Thirty years ago this month, my first book was published.
I was thirty years old.
An astute observer might notice that was half my life ago.
These days when those who’ve been abused in a Christian context connect with me, it’s not uncommon for me to hear, “Are you the same Rebecca Davis who wrote With Daring Faith? We read that in our homeschool.”
It’s one of those moments of extreme pain and great joy that I get to experience fairly often in my life these days (living in vibrant color as I do rather than in pale pastels).
Extreme pain to learn that much of the audience I was writing for was such a different one from what I envisioned, since at that time I was completely ignorant of the great cruelty running rampant in homes that claimed to be Christian.
But great joy because I hear things like, “I read that book over and over. It was one of the few bright spots in my life.”
I can’t really take credit for that, of course. I was writing a biography, and the bright spots were the hilarious moments in the life of Amy Carmichael . . . and her determination, and her adventures, and her love for her Lord and for souls. All I did was make it accessible for children (for the first time, though at the time I didn’t know I was writing the first U.S. children’s biography of Amy Carmichael).
She rescued children, you know.
She rescued little children from lives of sexual slavery in the Hindu temples of India.
When Amy Carmichael wrote letters back to her people in England to tell them what was going on in this British colony of India, at first they didn’t want to believe her. It seemed impossible that anyone would live so barbarically, especially in a British colony, right under the noses of British businessmen and British soldiers.
But it was true. Amy wrote Things as They Are to convince them.

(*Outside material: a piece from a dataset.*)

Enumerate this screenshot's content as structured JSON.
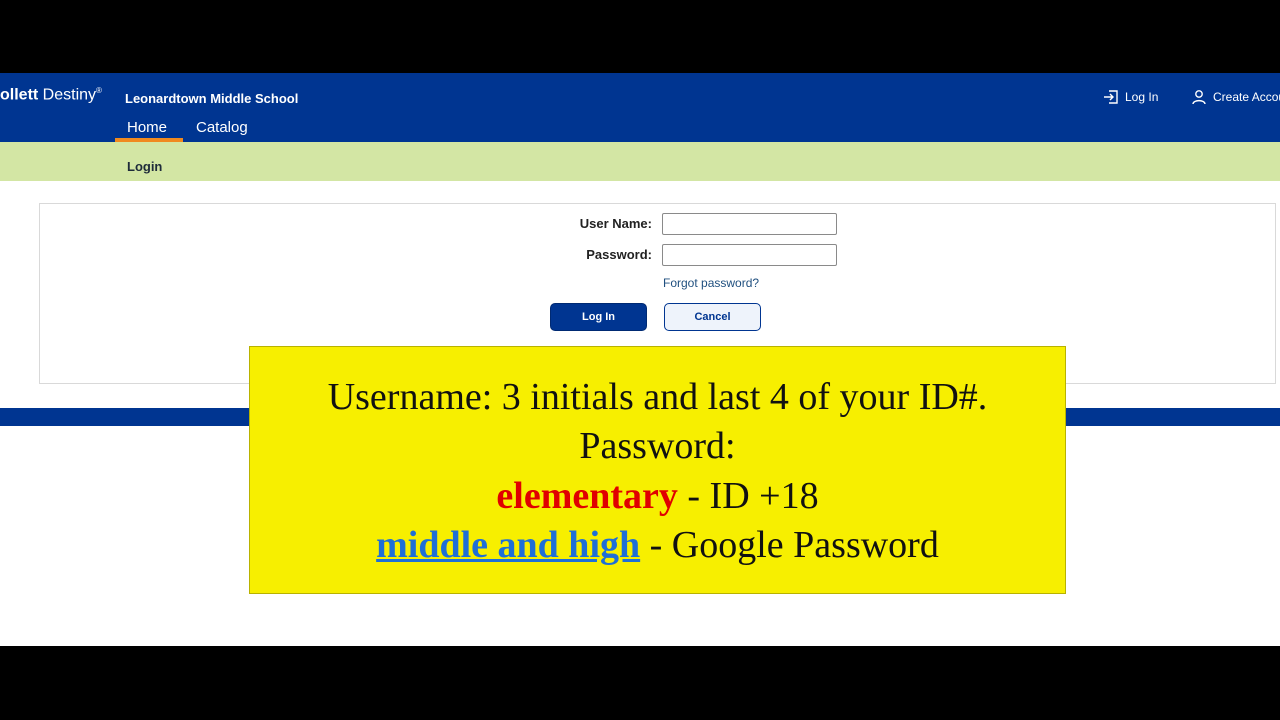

At the time I wrote With Daring Faith, when I was just thirty years old, I had no idea of all the ramifications of sexual abuse. But for the majority of those little children, being rescued from the sex slavery of Hinduism and being taken into the loving arms of a Christian, it was quite obvious what the true God was like, and the love and care and safety shown by His people facilitated their healing.
For the precious children in homes of great cruelty who read this biography, the distinction has been far less clear.
Those former children, the ones who read my book who have contacted me, some of them have been abused, cruelly, horribly, in homes that claim the very same Christianity as the missionary who rescued children. Sometimes it was the very parents who were beating them fifty times with a two-inch thick wooden paddle . . . or requiring superhuman work from them . . . or sexually abusing them at night . . . who gave them the book.
So what are they to think of that God then?
And so my heart breaks.
And yet I have hope.
I have hope that these young adults and older adults (because in fact, sometimes it has been the wives and mothers in the homeschooling families who were treated so cruelly and remember this book) . . .
will see and know that the god of their cruel, abusive past (patriarchal or even matriarchal) . . . .
. . . and the God of Amy Carmichael, who dauntlessly rescued children . . .
. . . are not the same God.
And they will be released, fully released, to follow the true God in Spirit and in Truth, in all the joy and freedom and fullness He promises in His Word.
Jesus said in John 10:10 (His great “Good Shepherd” sermon),
“I am come that they might have life, and that they might have it more abundantly.”
It is my joy, by whatever means I can, to point to Him, the Lord Jesus Christ, who is the Way to this new life. Those who have gone before serve as examples and encouragements to me.
Thank you, Amy Carmichael.